YOUR INSTRUCTIONS →
When a line below contains the word "vous", copy that line.

[Website and app data records]
● ● ● ● ● ● ●

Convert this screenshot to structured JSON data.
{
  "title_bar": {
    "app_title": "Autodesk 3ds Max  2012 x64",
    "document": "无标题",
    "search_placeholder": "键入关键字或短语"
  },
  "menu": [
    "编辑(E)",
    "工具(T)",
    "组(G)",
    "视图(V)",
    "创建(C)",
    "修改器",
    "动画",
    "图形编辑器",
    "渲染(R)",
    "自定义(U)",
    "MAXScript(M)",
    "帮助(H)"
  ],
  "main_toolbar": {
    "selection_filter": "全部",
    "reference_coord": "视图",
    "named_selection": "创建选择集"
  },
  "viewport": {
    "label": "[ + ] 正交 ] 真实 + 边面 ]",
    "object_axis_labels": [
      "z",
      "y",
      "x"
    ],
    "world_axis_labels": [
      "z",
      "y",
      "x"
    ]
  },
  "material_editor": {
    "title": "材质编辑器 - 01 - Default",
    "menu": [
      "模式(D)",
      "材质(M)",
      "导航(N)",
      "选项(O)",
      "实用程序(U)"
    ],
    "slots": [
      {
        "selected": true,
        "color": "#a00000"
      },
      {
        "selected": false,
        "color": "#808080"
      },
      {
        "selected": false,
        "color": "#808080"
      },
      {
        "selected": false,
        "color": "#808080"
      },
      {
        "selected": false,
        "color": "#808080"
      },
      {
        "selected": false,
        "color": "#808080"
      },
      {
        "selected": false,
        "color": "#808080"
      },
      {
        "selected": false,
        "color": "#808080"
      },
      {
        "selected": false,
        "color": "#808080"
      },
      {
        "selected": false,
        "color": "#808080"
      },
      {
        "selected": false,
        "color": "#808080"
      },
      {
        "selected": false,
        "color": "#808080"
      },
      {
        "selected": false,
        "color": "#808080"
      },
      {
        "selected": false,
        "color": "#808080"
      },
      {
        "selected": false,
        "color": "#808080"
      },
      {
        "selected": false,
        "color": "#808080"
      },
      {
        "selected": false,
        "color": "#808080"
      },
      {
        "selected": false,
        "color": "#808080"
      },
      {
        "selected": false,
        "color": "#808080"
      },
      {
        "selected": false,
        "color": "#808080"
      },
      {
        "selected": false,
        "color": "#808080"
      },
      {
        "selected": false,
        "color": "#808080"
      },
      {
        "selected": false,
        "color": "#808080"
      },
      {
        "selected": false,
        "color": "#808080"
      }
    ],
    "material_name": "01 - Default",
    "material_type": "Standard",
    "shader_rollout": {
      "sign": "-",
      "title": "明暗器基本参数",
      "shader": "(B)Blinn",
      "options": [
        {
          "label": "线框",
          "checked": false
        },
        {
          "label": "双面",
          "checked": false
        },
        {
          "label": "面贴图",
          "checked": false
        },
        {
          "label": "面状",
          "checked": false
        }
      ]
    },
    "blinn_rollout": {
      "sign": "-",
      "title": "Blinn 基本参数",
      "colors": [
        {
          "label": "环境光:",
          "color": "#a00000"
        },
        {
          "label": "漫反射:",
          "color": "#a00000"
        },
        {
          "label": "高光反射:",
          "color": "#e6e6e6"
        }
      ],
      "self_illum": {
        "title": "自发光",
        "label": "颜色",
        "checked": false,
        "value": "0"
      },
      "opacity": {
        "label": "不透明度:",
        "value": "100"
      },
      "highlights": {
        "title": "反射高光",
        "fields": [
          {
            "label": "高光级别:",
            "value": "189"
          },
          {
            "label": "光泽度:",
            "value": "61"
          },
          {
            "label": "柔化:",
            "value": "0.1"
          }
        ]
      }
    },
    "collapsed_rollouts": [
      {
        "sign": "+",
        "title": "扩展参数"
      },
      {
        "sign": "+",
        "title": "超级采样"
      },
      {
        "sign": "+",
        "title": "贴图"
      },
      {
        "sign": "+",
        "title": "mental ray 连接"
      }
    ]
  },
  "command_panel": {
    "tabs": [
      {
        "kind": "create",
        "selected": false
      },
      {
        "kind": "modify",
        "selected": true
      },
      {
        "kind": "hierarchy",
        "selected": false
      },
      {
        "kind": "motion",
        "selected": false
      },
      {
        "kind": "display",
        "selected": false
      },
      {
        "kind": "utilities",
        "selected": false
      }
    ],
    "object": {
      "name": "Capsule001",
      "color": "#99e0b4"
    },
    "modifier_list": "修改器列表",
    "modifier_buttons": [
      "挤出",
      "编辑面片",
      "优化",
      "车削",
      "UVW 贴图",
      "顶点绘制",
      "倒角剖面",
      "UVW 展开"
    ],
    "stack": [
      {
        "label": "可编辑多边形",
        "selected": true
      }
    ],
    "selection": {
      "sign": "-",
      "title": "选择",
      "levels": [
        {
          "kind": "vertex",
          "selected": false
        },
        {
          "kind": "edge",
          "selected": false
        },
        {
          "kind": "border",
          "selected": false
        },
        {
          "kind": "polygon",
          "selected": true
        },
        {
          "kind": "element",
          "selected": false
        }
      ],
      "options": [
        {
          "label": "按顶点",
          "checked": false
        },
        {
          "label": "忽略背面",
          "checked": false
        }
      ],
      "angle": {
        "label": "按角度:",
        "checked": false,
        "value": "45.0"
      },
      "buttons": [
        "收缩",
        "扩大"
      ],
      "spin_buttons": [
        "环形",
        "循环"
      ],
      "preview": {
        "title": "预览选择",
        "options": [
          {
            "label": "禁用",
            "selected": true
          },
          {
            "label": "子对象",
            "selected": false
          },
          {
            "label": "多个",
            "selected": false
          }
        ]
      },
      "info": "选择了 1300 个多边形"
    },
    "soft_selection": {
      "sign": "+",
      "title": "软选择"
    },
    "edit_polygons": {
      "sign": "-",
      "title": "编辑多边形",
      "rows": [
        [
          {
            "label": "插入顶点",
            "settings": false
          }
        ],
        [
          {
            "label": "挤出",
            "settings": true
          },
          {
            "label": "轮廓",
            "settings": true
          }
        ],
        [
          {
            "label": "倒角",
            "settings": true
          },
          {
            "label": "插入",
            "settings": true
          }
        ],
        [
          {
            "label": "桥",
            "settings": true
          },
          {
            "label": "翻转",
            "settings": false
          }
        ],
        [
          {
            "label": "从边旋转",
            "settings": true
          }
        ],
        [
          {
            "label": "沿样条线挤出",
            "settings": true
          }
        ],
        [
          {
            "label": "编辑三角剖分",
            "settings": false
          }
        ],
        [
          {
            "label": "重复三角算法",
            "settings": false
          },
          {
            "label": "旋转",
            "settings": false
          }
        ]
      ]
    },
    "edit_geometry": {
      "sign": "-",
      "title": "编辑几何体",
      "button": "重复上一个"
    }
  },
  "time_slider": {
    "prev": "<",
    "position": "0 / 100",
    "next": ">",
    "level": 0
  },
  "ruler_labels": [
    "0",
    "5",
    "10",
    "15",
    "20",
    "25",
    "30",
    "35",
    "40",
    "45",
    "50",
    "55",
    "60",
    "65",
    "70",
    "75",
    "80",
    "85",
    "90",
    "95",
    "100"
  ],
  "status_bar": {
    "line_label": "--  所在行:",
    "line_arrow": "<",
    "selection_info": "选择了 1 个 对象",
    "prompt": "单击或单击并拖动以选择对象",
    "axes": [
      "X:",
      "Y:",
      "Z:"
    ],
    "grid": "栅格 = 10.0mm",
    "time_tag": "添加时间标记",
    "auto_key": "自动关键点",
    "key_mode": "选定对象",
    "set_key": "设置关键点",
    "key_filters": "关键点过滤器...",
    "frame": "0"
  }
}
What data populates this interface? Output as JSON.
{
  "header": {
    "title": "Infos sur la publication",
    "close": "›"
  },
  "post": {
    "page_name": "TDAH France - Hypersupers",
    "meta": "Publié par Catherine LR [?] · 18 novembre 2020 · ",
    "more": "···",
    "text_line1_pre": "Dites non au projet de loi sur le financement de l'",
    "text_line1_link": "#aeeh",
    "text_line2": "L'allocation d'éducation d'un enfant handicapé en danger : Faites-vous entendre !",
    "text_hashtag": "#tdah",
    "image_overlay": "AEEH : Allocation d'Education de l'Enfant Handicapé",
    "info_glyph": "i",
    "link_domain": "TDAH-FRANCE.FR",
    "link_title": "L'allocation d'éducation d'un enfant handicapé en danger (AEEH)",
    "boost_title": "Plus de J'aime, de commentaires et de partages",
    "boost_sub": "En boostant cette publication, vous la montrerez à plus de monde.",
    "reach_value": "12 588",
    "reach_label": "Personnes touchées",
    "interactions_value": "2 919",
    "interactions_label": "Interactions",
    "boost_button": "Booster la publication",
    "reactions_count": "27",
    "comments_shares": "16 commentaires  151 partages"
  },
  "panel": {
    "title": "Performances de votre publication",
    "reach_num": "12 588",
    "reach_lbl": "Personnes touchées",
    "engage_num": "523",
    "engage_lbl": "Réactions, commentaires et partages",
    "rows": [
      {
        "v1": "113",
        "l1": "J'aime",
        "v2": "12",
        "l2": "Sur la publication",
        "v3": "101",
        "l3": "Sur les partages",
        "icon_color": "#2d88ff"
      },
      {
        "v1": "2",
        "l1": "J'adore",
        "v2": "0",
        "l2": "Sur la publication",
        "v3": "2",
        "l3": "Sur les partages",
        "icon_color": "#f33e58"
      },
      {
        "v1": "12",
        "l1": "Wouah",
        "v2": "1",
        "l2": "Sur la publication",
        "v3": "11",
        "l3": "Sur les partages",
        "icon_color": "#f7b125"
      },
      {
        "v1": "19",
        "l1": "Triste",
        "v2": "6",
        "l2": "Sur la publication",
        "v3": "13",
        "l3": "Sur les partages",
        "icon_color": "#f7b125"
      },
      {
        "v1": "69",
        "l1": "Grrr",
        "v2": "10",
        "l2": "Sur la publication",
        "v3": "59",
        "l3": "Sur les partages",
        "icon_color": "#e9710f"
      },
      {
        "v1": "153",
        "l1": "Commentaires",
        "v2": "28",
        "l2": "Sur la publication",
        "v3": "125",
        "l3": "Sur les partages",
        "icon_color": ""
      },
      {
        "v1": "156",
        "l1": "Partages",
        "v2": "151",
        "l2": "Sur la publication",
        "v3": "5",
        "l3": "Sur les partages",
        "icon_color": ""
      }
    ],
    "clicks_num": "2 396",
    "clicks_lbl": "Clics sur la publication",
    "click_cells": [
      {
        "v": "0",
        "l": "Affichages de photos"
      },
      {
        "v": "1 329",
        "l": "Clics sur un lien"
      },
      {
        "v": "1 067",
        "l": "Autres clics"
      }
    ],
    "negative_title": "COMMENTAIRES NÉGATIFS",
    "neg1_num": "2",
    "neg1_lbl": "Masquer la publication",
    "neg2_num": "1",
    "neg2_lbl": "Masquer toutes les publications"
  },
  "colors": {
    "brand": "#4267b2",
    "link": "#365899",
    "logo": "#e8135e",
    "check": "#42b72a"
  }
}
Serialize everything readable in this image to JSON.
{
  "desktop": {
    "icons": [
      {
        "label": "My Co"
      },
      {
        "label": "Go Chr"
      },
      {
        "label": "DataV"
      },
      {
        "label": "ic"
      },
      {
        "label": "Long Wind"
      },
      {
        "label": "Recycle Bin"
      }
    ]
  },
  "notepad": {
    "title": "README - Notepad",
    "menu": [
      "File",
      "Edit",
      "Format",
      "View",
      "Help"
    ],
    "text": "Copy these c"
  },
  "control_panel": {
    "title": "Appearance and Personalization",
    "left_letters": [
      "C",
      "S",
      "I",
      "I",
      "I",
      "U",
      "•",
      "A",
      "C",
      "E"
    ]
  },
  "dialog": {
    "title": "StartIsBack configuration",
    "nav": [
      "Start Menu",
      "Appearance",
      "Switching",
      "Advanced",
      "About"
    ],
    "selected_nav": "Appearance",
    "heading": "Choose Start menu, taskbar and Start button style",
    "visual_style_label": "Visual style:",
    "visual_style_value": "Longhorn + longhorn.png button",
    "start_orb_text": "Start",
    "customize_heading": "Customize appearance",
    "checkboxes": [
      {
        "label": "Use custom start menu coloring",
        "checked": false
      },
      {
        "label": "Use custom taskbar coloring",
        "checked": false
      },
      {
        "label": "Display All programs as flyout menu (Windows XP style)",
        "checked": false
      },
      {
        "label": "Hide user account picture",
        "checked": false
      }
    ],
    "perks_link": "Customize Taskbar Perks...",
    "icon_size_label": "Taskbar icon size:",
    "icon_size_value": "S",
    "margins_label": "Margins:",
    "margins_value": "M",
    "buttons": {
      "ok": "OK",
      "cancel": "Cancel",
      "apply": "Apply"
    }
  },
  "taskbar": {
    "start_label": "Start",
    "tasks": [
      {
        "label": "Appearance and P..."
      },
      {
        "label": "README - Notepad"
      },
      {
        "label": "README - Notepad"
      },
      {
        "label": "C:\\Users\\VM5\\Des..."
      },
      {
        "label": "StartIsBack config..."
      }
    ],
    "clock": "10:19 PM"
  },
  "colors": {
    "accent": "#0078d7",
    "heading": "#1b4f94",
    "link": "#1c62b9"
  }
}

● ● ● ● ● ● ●

THE ANSWER →
    "text_line2": "L'allocation d'éducation d'un enfant handicapé en danger : Faites-vous entendre !",
    "boost_sub": "En boostant cette publication, vous la montrerez à plus de monde.",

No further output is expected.